While the joint joint committee had just found a compromise and the final text had to be put to the vote in the National Assembly, Elisabeth Borne used article 49.3 of the Constitution this Thursday, March 16. “Today, on the text of the Parliament, uncertainty hangs over a few votes. We cannot take the risk of seeing 175 hours of parliamentary debate collapse.”

The opposition reacted widely following this declaration and several motions of censure will be tabled this Friday, March 17. “We will vote on all the censure motions tabled. I think Madame Borne should have ended her speech by saying that she was leaving,” said Marine Le Pen, president of the RN group, at the microphone of France 2.

In the ranks of the majority, some are also disappointed. “We should have gone to the vote. I oscillate between disappointment and anger after this 49.3,” said Renaissance MP for Côtes-d’Armor Éric Bothorel on Twitter, reports BFMTV.

On the strength of this observation, the deputies of Liberties, Independents, Overseas and Territories (LIOT) tabled a “transpartisan” motion of censure this Friday, March 17, shortly after 2 p.m. Bertrand Pancher, chairman of the group, said: “We demand the immediate withdrawal of the pension reform and the resignation of the government.”

To succeed, the motion must collect 287 votes, i.e. an absolute majority in the National Assembly.

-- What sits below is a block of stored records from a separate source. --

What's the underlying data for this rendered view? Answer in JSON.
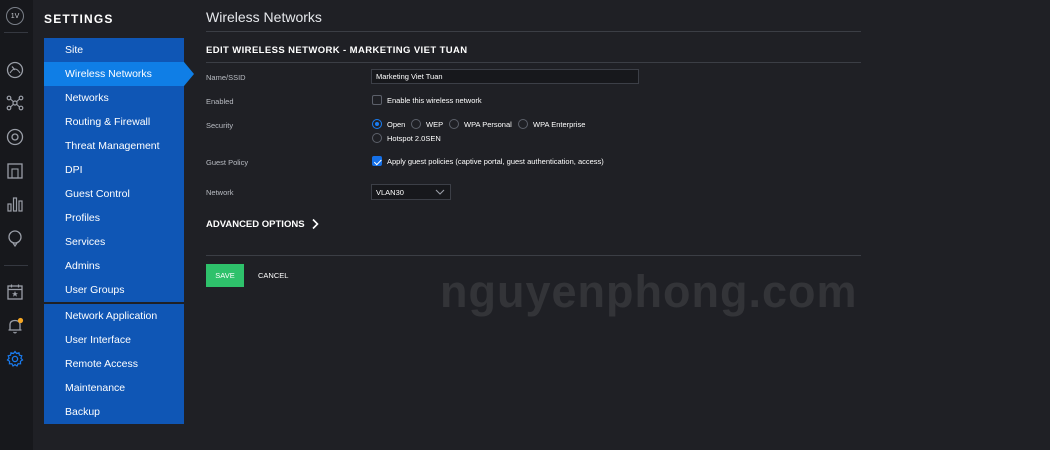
{
  "user": {
    "initials": "1V"
  },
  "rail": {
    "icons": [
      "dashboard-icon",
      "topology-icon",
      "devices-icon",
      "clients-icon",
      "statistics-icon",
      "insights-icon",
      "events-icon",
      "alerts-icon",
      "settings-icon"
    ],
    "accent_color": "#1a7cf0",
    "notification_dot_color": "#f5a623"
  },
  "sidebar": {
    "title": "SETTINGS",
    "group1": [
      {
        "label": "Site"
      },
      {
        "label": "Wireless Networks"
      },
      {
        "label": "Networks"
      },
      {
        "label": "Routing & Firewall"
      },
      {
        "label": "Threat Management"
      },
      {
        "label": "DPI"
      },
      {
        "label": "Guest Control"
      },
      {
        "label": "Profiles"
      },
      {
        "label": "Services"
      },
      {
        "label": "Admins"
      },
      {
        "label": "User Groups"
      }
    ],
    "group2": [
      {
        "label": "Network Application"
      },
      {
        "label": "User Interface"
      },
      {
        "label": "Remote Access"
      },
      {
        "label": "Maintenance"
      },
      {
        "label": "Backup"
      }
    ],
    "active": "Wireless Networks"
  },
  "main": {
    "page_title": "Wireless Networks",
    "section_title": "EDIT WIRELESS NETWORK - MARKETING VIET TUAN",
    "form": {
      "ssid": {
        "label": "Name/SSID",
        "value": "Marketing Viet Tuan"
      },
      "enabled": {
        "label": "Enabled",
        "checkbox_label": "Enable this wireless network",
        "checked": false
      },
      "security": {
        "label": "Security",
        "options": [
          {
            "label": "Open",
            "checked": true
          },
          {
            "label": "WEP",
            "checked": false
          },
          {
            "label": "WPA Personal",
            "checked": false
          },
          {
            "label": "WPA Enterprise",
            "checked": false
          },
          {
            "label": "Hotspot 2.0SEN",
            "checked": false
          }
        ]
      },
      "guest_policy": {
        "label": "Guest Policy",
        "checkbox_label": "Apply guest policies (captive portal, guest authentication, access)",
        "checked": true
      },
      "network": {
        "label": "Network",
        "value": "VLAN30"
      }
    },
    "advanced_options_label": "ADVANCED OPTIONS",
    "save_label": "SAVE",
    "cancel_label": "CANCEL",
    "save_color": "#2ec16b"
  },
  "watermark": "nguyenphong.com"
}
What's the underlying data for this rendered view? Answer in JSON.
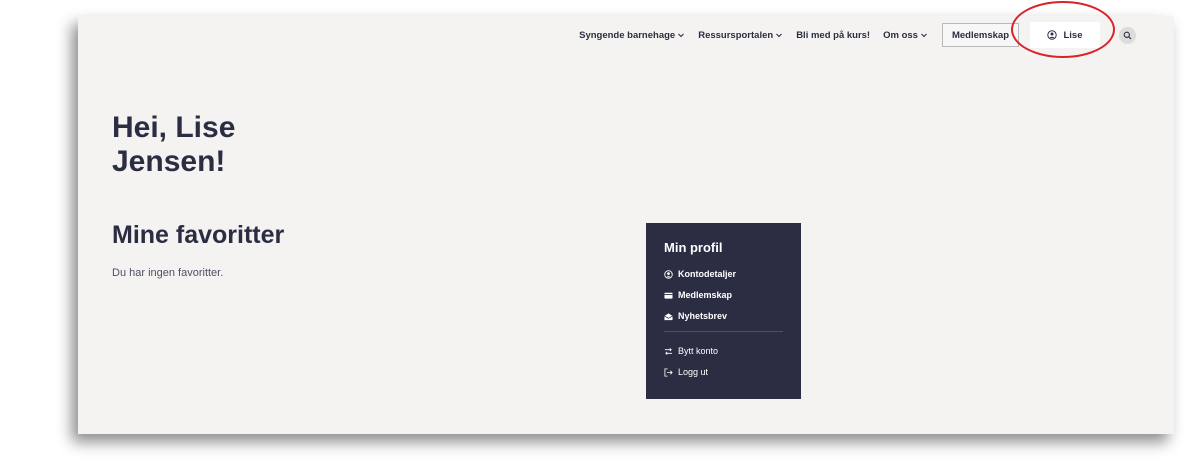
{
  "nav": {
    "items": [
      {
        "label": "Syngende barnehage",
        "has_dropdown": true
      },
      {
        "label": "Ressursportalen",
        "has_dropdown": true
      },
      {
        "label": "Bli med på kurs!",
        "has_dropdown": false
      },
      {
        "label": "Om oss",
        "has_dropdown": true
      }
    ],
    "membership_button": "Medlemskap",
    "user_button": "Lise"
  },
  "greeting": {
    "line1": "Hei, Lise",
    "line2": "Jensen!"
  },
  "favorites": {
    "title": "Mine favoritter",
    "empty_text": "Du har ingen favoritter."
  },
  "profile_menu": {
    "title": "Min profil",
    "items": [
      {
        "label": "Kontodetaljer",
        "icon": "user-circle-icon"
      },
      {
        "label": "Medlemskap",
        "icon": "card-icon"
      },
      {
        "label": "Nyhetsbrev",
        "icon": "envelope-open-icon"
      }
    ],
    "secondary_items": [
      {
        "label": "Bytt konto",
        "icon": "switch-arrows-icon"
      },
      {
        "label": "Logg ut",
        "icon": "logout-icon"
      }
    ]
  },
  "colors": {
    "brand_dark": "#2b2d42",
    "page_background": "#f4f3f1",
    "highlight": "#d9232a"
  }
}
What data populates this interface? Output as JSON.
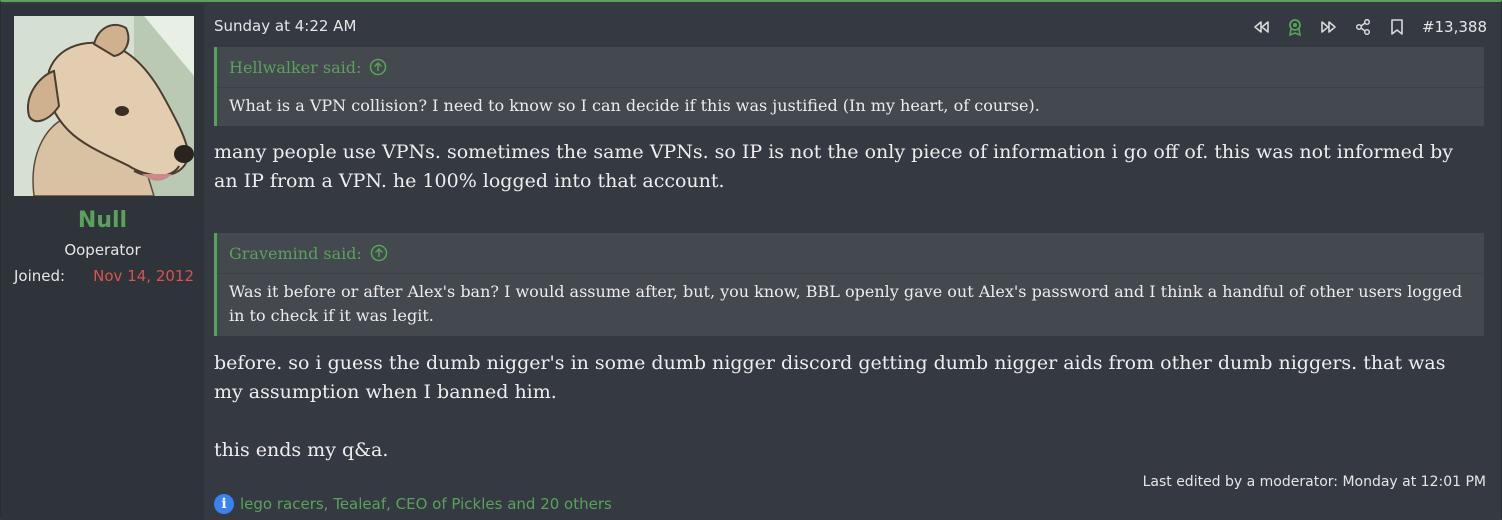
{
  "user": {
    "name": "Null",
    "title": "Ooperator",
    "joined_label": "Joined:",
    "joined_value": "Nov 14, 2012",
    "avatar_icon": "dog-avatar"
  },
  "post": {
    "date": "Sunday at 4:22 AM",
    "number": "#13,388",
    "actions": [
      "first-post-icon",
      "badge-icon",
      "last-post-icon",
      "share-icon",
      "bookmark-icon"
    ]
  },
  "quotes": [
    {
      "author": "Hellwalker said:",
      "text": "What is a VPN collision? I need to know so I can decide if this was justified (In my heart, of course)."
    },
    {
      "author": "Gravemind said:",
      "text": "Was it before or after Alex's ban? I would assume after, but, you know, BBL openly gave out Alex's password and I think a handful of other users logged in to check if it was legit."
    }
  ],
  "messages": {
    "reply1": "many people use VPNs. sometimes the same VPNs. so IP is not the only piece of information i go off of. this was not informed by an IP from a VPN. he 100% logged into that account.",
    "reply2": "before. so i guess the dumb nigger's in some dumb nigger discord getting dumb nigger aids from other dumb niggers. that was my assumption when I banned him.",
    "reply3": "this ends my q&a."
  },
  "edited": "Last edited by a moderator: Monday at 12:01 PM",
  "reactions": "lego racers, Tealeaf, CEO of Pickles and 20 others",
  "colors": {
    "accent": "#57a359",
    "background": "#353942",
    "joined_date": "#d9534f",
    "info_badge": "#3b82f0"
  }
}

The rebels, environmentalists, communists and socialists have already co-signed the LIOT motion. For Julien Bayou, ecologist deputy from Paris, “this is perhaps the first time that a motion of censure can bring down the government”.

One doubt remains, however: what about the Les Républicains deputies? Eric Ciotti, president of the LR group, hammered Thursday that “we will join no motion of censure.” However, some LR deputies are not so categorical: this is the case, for example, of Maxime Pinot, deputy of Oise who revealed, at the microphone of France 2, that he will have “no qualms about voting for a motion of censure.”

If nothing is decided yet, a question arises: who could take over from Elisabeth Borne? Check it out in our slideshow below.